----- Dataset entries -----

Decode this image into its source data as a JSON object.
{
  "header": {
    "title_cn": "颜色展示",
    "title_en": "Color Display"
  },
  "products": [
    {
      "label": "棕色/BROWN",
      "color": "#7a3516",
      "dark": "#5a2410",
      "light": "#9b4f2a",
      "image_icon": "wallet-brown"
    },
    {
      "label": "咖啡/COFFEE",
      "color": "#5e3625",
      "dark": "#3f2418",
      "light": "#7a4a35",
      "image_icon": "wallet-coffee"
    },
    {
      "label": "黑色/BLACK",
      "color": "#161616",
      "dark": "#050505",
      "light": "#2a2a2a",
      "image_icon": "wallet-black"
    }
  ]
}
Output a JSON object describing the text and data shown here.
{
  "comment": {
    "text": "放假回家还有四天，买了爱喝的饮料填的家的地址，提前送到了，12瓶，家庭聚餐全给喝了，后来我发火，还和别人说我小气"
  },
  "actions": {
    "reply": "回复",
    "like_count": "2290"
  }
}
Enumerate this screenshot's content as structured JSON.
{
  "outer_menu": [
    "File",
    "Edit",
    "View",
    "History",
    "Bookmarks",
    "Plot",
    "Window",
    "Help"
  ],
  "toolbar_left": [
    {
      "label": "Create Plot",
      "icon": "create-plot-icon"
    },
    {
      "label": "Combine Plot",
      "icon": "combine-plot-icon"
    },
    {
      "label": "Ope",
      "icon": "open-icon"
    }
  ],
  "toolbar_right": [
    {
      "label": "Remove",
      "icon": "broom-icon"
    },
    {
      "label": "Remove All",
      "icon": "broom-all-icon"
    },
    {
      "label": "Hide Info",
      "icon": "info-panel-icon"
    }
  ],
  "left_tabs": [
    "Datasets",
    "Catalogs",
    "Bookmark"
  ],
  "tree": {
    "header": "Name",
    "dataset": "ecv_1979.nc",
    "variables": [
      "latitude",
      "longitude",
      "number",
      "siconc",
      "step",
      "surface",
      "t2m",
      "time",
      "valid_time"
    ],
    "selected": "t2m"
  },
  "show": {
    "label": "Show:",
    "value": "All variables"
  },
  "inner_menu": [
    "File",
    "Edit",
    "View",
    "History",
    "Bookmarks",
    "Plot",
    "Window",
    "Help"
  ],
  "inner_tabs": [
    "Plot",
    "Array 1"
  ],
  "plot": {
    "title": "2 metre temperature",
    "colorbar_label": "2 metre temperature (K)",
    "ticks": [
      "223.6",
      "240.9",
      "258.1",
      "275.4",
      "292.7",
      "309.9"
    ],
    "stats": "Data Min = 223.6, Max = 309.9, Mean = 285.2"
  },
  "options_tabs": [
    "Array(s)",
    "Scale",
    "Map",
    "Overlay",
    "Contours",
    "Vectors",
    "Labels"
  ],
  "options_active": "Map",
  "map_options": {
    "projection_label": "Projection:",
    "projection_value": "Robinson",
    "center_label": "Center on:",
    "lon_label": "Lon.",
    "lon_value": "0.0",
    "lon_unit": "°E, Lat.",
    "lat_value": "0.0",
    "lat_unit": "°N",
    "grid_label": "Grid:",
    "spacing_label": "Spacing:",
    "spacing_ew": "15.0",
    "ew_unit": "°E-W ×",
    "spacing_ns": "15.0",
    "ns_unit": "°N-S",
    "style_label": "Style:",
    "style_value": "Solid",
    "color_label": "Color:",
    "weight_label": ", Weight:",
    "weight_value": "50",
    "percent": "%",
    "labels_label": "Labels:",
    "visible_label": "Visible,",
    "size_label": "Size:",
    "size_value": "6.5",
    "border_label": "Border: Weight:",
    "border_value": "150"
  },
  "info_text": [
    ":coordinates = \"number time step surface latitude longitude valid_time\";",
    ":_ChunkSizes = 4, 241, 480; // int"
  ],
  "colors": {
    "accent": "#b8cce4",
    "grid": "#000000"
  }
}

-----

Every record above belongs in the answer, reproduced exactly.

Decode this image into its source data as a JSON object.
{
  "header": {
    "title_cn": "颜色展示",
    "title_en": "Color Display"
  },
  "products": [
    {
      "label": "棕色/BROWN",
      "color": "#7a3516",
      "dark": "#5a2410",
      "light": "#9b4f2a",
      "image_icon": "wallet-brown"
    },
    {
      "label": "咖啡/COFFEE",
      "color": "#5e3625",
      "dark": "#3f2418",
      "light": "#7a4a35",
      "image_icon": "wallet-coffee"
    },
    {
      "label": "黑色/BLACK",
      "color": "#161616",
      "dark": "#050505",
      "light": "#2a2a2a",
      "image_icon": "wallet-black"
    }
  ]
}
Output a JSON object describing the text and data shown here.
{
  "comment": {
    "text": "放假回家还有四天，买了爱喝的饮料填的家的地址，提前送到了，12瓶，家庭聚餐全给喝了，后来我发火，还和别人说我小气"
  },
  "actions": {
    "reply": "回复",
    "like_count": "2290"
  }
}
Enumerate this screenshot's content as structured JSON.
{
  "outer_menu": [
    "File",
    "Edit",
    "View",
    "History",
    "Bookmarks",
    "Plot",
    "Window",
    "Help"
  ],
  "toolbar_left": [
    {
      "label": "Create Plot",
      "icon": "create-plot-icon"
    },
    {
      "label": "Combine Plot",
      "icon": "combine-plot-icon"
    },
    {
      "label": "Ope",
      "icon": "open-icon"
    }
  ],
  "toolbar_right": [
    {
      "label": "Remove",
      "icon": "broom-icon"
    },
    {
      "label": "Remove All",
      "icon": "broom-all-icon"
    },
    {
      "label": "Hide Info",
      "icon": "info-panel-icon"
    }
  ],
  "left_tabs": [
    "Datasets",
    "Catalogs",
    "Bookmark"
  ],
  "tree": {
    "header": "Name",
    "dataset": "ecv_1979.nc",
    "variables": [
      "latitude",
      "longitude",
      "number",
      "siconc",
      "step",
      "surface",
      "t2m",
      "time",
      "valid_time"
    ],
    "selected": "t2m"
  },
  "show": {
    "label": "Show:",
    "value": "All variables"
  },
  "inner_menu": [
    "File",
    "Edit",
    "View",
    "History",
    "Bookmarks",
    "Plot",
    "Window",
    "Help"
  ],
  "inner_tabs": [
    "Plot",
    "Array 1"
  ],
  "plot": {
    "title": "2 metre temperature",
    "colorbar_label": "2 metre temperature (K)",
    "ticks": [
      "223.6",
      "240.9",
      "258.1",
      "275.4",
      "292.7",
      "309.9"
    ],
    "stats": "Data Min = 223.6, Max = 309.9, Mean = 285.2"
  },
  "options_tabs": [
    "Array(s)",
    "Scale",
    "Map",
    "Overlay",
    "Contours",
    "Vectors",
    "Labels"
  ],
  "options_active": "Map",
  "map_options": {
    "projection_label": "Projection:",
    "projection_value": "Robinson",
    "center_label": "Center on:",
    "lon_label": "Lon.",
    "lon_value": "0.0",
    "lon_unit": "°E, Lat.",
    "lat_value": "0.0",
    "lat_unit": "°N",
    "grid_label": "Grid:",
    "spacing_label": "Spacing:",
    "spacing_ew": "15.0",
    "ew_unit": "°E-W ×",
    "spacing_ns": "15.0",
    "ns_unit": "°N-S",
    "style_label": "Style:",
    "style_value": "Solid",
    "color_label": "Color:",
    "weight_label": ", Weight:",
    "weight_value": "50",
    "percent": "%",
    "labels_label": "Labels:",
    "visible_label": "Visible,",
    "size_label": "Size:",
    "size_value": "6.5",
    "border_label": "Border: Weight:",
    "border_value": "150"
  },
  "info_text": [
    ":coordinates = \"number time step surface latitude longitude valid_time\";",
    ":_ChunkSizes = 4, 241, 480; // int"
  ],
  "colors": {
    "accent": "#b8cce4",
    "grid": "#000000"
  }
}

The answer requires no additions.